### [The problem]
Every record shown here must be duplicated without change.

++++++

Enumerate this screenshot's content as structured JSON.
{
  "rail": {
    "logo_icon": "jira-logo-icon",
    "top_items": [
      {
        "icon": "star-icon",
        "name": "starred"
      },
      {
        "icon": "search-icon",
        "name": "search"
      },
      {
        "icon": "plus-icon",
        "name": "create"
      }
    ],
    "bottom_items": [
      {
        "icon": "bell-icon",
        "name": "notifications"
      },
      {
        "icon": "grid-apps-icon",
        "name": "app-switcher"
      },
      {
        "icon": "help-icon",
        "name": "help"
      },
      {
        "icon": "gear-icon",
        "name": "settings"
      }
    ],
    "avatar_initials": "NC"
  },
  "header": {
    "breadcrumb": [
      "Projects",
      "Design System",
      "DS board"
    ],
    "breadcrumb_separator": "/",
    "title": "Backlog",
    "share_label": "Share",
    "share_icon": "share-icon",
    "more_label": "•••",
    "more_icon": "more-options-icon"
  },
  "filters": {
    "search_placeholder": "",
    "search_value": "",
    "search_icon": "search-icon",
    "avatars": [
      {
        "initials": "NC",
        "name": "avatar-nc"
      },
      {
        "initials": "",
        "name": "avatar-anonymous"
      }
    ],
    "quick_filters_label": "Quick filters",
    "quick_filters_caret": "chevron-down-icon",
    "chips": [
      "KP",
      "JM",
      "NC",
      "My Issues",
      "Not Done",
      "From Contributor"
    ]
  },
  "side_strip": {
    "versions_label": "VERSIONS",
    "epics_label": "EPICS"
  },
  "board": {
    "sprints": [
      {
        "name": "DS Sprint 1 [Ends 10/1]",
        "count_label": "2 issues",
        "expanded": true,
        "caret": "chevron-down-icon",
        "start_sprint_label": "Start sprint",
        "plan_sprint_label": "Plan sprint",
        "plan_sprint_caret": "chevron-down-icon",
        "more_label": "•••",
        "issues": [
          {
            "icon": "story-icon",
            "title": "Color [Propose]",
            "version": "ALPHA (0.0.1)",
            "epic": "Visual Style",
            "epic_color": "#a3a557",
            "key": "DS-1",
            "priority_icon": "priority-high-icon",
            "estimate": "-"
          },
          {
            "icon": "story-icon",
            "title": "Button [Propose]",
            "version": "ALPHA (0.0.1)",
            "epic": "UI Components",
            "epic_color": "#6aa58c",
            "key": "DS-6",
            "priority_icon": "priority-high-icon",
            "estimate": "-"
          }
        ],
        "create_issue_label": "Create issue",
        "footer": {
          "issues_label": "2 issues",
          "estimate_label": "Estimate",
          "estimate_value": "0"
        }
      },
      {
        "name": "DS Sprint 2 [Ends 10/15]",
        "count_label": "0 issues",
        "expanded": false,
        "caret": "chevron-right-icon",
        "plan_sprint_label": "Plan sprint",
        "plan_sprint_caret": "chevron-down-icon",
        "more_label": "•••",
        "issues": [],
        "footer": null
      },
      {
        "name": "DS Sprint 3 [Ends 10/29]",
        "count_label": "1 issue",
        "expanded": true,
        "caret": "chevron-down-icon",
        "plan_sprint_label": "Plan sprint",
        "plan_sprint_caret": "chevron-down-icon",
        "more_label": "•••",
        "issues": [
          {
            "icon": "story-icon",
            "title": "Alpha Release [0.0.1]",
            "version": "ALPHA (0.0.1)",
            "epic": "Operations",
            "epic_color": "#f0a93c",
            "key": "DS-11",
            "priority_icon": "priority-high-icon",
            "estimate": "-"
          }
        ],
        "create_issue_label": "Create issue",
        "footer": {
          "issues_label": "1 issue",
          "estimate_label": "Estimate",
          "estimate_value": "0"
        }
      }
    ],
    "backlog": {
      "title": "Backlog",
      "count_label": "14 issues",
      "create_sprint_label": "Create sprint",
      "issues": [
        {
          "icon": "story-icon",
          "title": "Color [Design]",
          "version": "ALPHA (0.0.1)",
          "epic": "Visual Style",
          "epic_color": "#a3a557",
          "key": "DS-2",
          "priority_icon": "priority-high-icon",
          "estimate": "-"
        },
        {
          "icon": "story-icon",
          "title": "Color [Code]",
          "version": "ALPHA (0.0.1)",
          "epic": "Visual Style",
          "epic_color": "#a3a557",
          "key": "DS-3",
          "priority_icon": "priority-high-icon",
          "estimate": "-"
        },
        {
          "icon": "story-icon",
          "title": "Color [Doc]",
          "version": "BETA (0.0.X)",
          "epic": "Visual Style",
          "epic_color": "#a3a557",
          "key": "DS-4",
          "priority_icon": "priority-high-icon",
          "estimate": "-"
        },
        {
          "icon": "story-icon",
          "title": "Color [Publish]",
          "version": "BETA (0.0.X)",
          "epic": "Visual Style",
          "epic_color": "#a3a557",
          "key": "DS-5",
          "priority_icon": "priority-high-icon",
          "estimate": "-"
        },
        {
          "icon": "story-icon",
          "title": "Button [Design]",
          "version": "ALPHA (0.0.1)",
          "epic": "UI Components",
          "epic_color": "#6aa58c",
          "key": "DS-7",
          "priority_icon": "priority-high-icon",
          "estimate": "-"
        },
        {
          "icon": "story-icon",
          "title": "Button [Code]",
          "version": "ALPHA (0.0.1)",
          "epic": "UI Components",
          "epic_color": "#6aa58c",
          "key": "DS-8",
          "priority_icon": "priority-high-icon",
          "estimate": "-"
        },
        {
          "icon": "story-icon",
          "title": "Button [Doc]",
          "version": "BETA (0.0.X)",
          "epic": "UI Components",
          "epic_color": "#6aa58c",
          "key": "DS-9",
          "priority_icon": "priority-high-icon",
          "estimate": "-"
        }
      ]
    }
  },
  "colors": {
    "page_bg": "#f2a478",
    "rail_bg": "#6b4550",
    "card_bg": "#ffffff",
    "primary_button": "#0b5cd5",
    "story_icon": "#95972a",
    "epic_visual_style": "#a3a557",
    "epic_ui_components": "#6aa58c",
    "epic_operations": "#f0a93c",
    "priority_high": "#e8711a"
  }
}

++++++

### [Answer to the problem]
Enumerate this screenshot's content as structured JSON.
{
  "rail": {
    "logo_icon": "jira-logo-icon",
    "top_items": [
      {
        "icon": "star-icon",
        "name": "starred"
      },
      {
        "icon": "search-icon",
        "name": "search"
      },
      {
        "icon": "plus-icon",
        "name": "create"
      }
    ],
    "bottom_items": [
      {
        "icon": "bell-icon",
        "name": "notifications"
      },
      {
        "icon": "grid-apps-icon",
        "name": "app-switcher"
      },
      {
        "icon": "help-icon",
        "name": "help"
      },
      {
        "icon": "gear-icon",
        "name": "settings"
      }
    ],
    "avatar_initials": "NC"
  },
  "header": {
    "breadcrumb": [
      "Projects",
      "Design System",
      "DS board"
    ],
    "breadcrumb_separator": "/",
    "title": "Backlog",
    "share_label": "Share",
    "share_icon": "share-icon",
    "more_label": "•••",
    "more_icon": "more-options-icon"
  },
  "filters": {
    "search_placeholder": "",
    "search_value": "",
    "search_icon": "search-icon",
    "avatars": [
      {
        "initials": "NC",
        "name": "avatar-nc"
      },
      {
        "initials": "",
        "name": "avatar-anonymous"
      }
    ],
    "quick_filters_label": "Quick filters",
    "quick_filters_caret": "chevron-down-icon",
    "chips": [
      "KP",
      "JM",
      "NC",
      "My Issues",
      "Not Done",
      "From Contributor"
    ]
  },
  "side_strip": {
    "versions_label": "VERSIONS",
    "epics_label": "EPICS"
  },
  "board": {
    "sprints": [
      {
        "name": "DS Sprint 1 [Ends 10/1]",
        "count_label": "2 issues",
        "expanded": true,
        "caret": "chevron-down-icon",
        "start_sprint_label": "Start sprint",
        "plan_sprint_label": "Plan sprint",
        "plan_sprint_caret": "chevron-down-icon",
        "more_label": "•••",
        "issues": [
          {
            "icon": "story-icon",
            "title": "Color [Propose]",
            "version": "ALPHA (0.0.1)",
            "epic": "Visual Style",
            "epic_color": "#a3a557",
            "key": "DS-1",
            "priority_icon": "priority-high-icon",
            "estimate": "-"
          },
          {
            "icon": "story-icon",
            "title": "Button [Propose]",
            "version": "ALPHA (0.0.1)",
            "epic": "UI Components",
            "epic_color": "#6aa58c",
            "key": "DS-6",
            "priority_icon": "priority-high-icon",
            "estimate": "-"
          }
        ],
        "create_issue_label": "Create issue",
        "footer": {
          "issues_label": "2 issues",
          "estimate_label": "Estimate",
          "estimate_value": "0"
        }
      },
      {
        "name": "DS Sprint 2 [Ends 10/15]",
        "count_label": "0 issues",
        "expanded": false,
        "caret": "chevron-right-icon",
        "plan_sprint_label": "Plan sprint",
        "plan_sprint_caret": "chevron-down-icon",
        "more_label": "•••",
        "issues": [],
        "footer": null
      },
      {
        "name": "DS Sprint 3 [Ends 10/29]",
        "count_label": "1 issue",
        "expanded": true,
        "caret": "chevron-down-icon",
        "plan_sprint_label": "Plan sprint",
        "plan_sprint_caret": "chevron-down-icon",
        "more_label": "•••",
        "issues": [
          {
            "icon": "story-icon",
            "title": "Alpha Release [0.0.1]",
            "version": "ALPHA (0.0.1)",
            "epic": "Operations",
            "epic_color": "#f0a93c",
            "key": "DS-11",
            "priority_icon": "priority-high-icon",
            "estimate": "-"
          }
        ],
        "create_issue_label": "Create issue",
        "footer": {
          "issues_label": "1 issue",
          "estimate_label": "Estimate",
          "estimate_value": "0"
        }
      }
    ],
    "backlog": {
      "title": "Backlog",
      "count_label": "14 issues",
      "create_sprint_label": "Create sprint",
      "issues": [
        {
          "icon": "story-icon",
          "title": "Color [Design]",
          "version": "ALPHA (0.0.1)",
          "epic": "Visual Style",
          "epic_color": "#a3a557",
          "key": "DS-2",
          "priority_icon": "priority-high-icon",
          "estimate": "-"
        },
        {
          "icon": "story-icon",
          "title": "Color [Code]",
          "version": "ALPHA (0.0.1)",
          "epic": "Visual Style",
          "epic_color": "#a3a557",
          "key": "DS-3",
          "priority_icon": "priority-high-icon",
          "estimate": "-"
        },
        {
          "icon": "story-icon",
          "title": "Color [Doc]",
          "version": "BETA (0.0.X)",
          "epic": "Visual Style",
          "epic_color": "#a3a557",
          "key": "DS-4",
          "priority_icon": "priority-high-icon",
          "estimate": "-"
        },
        {
          "icon": "story-icon",
          "title": "Color [Publish]",
          "version": "BETA (0.0.X)",
          "epic": "Visual Style",
          "epic_color": "#a3a557",
          "key": "DS-5",
          "priority_icon": "priority-high-icon",
          "estimate": "-"
        },
        {
          "icon": "story-icon",
          "title": "Button [Design]",
          "version": "ALPHA (0.0.1)",
          "epic": "UI Components",
          "epic_color": "#6aa58c",
          "key": "DS-7",
          "priority_icon": "priority-high-icon",
          "estimate": "-"
        },
        {
          "icon": "story-icon",
          "title": "Button [Code]",
          "version": "ALPHA (0.0.1)",
          "epic": "UI Components",
          "epic_color": "#6aa58c",
          "key": "DS-8",
          "priority_icon": "priority-high-icon",
          "estimate": "-"
        },
        {
          "icon": "story-icon",
          "title": "Button [Doc]",
          "version": "BETA (0.0.X)",
          "epic": "UI Components",
          "epic_color": "#6aa58c",
          "key": "DS-9",
          "priority_icon": "priority-high-icon",
          "estimate": "-"
        }
      ]
    }
  },
  "colors": {
    "page_bg": "#f2a478",
    "rail_bg": "#6b4550",
    "card_bg": "#ffffff",
    "primary_button": "#0b5cd5",
    "story_icon": "#95972a",
    "epic_visual_style": "#a3a557",
    "epic_ui_components": "#6aa58c",
    "epic_operations": "#f0a93c",
    "priority_high": "#e8711a"
  }
}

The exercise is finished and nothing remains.